** Opening RECORDS FOR THIS TASK block **

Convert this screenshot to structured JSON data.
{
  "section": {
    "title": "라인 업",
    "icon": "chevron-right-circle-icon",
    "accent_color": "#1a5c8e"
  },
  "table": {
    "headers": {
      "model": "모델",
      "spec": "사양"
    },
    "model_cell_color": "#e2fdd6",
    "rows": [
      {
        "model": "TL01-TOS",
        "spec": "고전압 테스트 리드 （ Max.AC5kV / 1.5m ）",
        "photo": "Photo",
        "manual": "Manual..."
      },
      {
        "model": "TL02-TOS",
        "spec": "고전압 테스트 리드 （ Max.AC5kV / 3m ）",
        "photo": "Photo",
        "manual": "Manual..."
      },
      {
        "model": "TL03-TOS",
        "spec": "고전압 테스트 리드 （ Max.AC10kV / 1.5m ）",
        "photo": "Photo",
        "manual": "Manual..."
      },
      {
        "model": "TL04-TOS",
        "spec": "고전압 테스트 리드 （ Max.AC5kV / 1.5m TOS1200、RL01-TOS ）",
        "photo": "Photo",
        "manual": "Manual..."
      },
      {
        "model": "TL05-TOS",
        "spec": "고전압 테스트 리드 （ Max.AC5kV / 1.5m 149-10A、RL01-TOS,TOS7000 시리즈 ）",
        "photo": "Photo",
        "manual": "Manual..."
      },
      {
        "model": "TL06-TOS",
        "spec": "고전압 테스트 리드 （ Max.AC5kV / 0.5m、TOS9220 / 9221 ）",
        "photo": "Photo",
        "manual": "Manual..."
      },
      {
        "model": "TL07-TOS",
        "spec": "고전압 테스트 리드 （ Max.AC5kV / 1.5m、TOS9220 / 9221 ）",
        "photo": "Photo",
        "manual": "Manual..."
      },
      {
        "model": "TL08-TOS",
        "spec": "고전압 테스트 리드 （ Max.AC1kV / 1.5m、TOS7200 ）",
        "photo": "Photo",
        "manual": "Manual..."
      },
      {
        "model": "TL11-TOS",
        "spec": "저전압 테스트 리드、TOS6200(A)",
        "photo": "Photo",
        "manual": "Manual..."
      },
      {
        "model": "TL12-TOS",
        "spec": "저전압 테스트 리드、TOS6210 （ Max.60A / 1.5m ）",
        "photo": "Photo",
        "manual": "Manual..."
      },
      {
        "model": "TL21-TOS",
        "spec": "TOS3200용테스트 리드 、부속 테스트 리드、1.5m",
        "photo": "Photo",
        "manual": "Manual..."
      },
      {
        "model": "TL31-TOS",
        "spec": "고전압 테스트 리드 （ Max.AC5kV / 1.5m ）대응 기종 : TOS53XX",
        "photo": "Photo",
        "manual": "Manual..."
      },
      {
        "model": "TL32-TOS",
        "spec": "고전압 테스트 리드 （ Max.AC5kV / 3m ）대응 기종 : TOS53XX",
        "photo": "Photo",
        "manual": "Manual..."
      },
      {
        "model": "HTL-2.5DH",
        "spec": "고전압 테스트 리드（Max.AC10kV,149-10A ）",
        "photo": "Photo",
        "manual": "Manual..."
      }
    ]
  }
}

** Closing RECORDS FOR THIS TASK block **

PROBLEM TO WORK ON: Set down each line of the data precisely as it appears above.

RESULT OF THE EXERCISE:
Convert this screenshot to structured JSON data.
{
  "section": {
    "title": "라인 업",
    "icon": "chevron-right-circle-icon",
    "accent_color": "#1a5c8e"
  },
  "table": {
    "headers": {
      "model": "모델",
      "spec": "사양"
    },
    "model_cell_color": "#e2fdd6",
    "rows": [
      {
        "model": "TL01-TOS",
        "spec": "고전압 테스트 리드 （ Max.AC5kV / 1.5m ）",
        "photo": "Photo",
        "manual": "Manual..."
      },
      {
        "model": "TL02-TOS",
        "spec": "고전압 테스트 리드 （ Max.AC5kV / 3m ）",
        "photo": "Photo",
        "manual": "Manual..."
      },
      {
        "model": "TL03-TOS",
        "spec": "고전압 테스트 리드 （ Max.AC10kV / 1.5m ）",
        "photo": "Photo",
        "manual": "Manual..."
      },
      {
        "model": "TL04-TOS",
        "spec": "고전압 테스트 리드 （ Max.AC5kV / 1.5m TOS1200、RL01-TOS ）",
        "photo": "Photo",
        "manual": "Manual..."
      },
      {
        "model": "TL05-TOS",
        "spec": "고전압 테스트 리드 （ Max.AC5kV / 1.5m 149-10A、RL01-TOS,TOS7000 시리즈 ）",
        "photo": "Photo",
        "manual": "Manual..."
      },
      {
        "model": "TL06-TOS",
        "spec": "고전압 테스트 리드 （ Max.AC5kV / 0.5m、TOS9220 / 9221 ）",
        "photo": "Photo",
        "manual": "Manual..."
      },
      {
        "model": "TL07-TOS",
        "spec": "고전압 테스트 리드 （ Max.AC5kV / 1.5m、TOS9220 / 9221 ）",
        "photo": "Photo",
        "manual": "Manual..."
      },
      {
        "model": "TL08-TOS",
        "spec": "고전압 테스트 리드 （ Max.AC1kV / 1.5m、TOS7200 ）",
        "photo": "Photo",
        "manual": "Manual..."
      },
      {
        "model": "TL11-TOS",
        "spec": "저전압 테스트 리드、TOS6200(A)",
        "photo": "Photo",
        "manual": "Manual..."
      },
      {
        "model": "TL12-TOS",
        "spec": "저전압 테스트 리드、TOS6210 （ Max.60A / 1.5m ）",
        "photo": "Photo",
        "manual": "Manual..."
      },
      {
        "model": "TL21-TOS",
        "spec": "TOS3200용테스트 리드 、부속 테스트 리드、1.5m",
        "photo": "Photo",
        "manual": "Manual..."
      },
      {
        "model": "TL31-TOS",
        "spec": "고전압 테스트 리드 （ Max.AC5kV / 1.5m ）대응 기종 : TOS53XX",
        "photo": "Photo",
        "manual": "Manual..."
      },
      {
        "model": "TL32-TOS",
        "spec": "고전압 테스트 리드 （ Max.AC5kV / 3m ）대응 기종 : TOS53XX",
        "photo": "Photo",
        "manual": "Manual..."
      },
      {
        "model": "HTL-2.5DH",
        "spec": "고전압 테스트 리드（Max.AC10kV,149-10A ）",
        "photo": "Photo",
        "manual": "Manual..."
      }
    ]
  }
}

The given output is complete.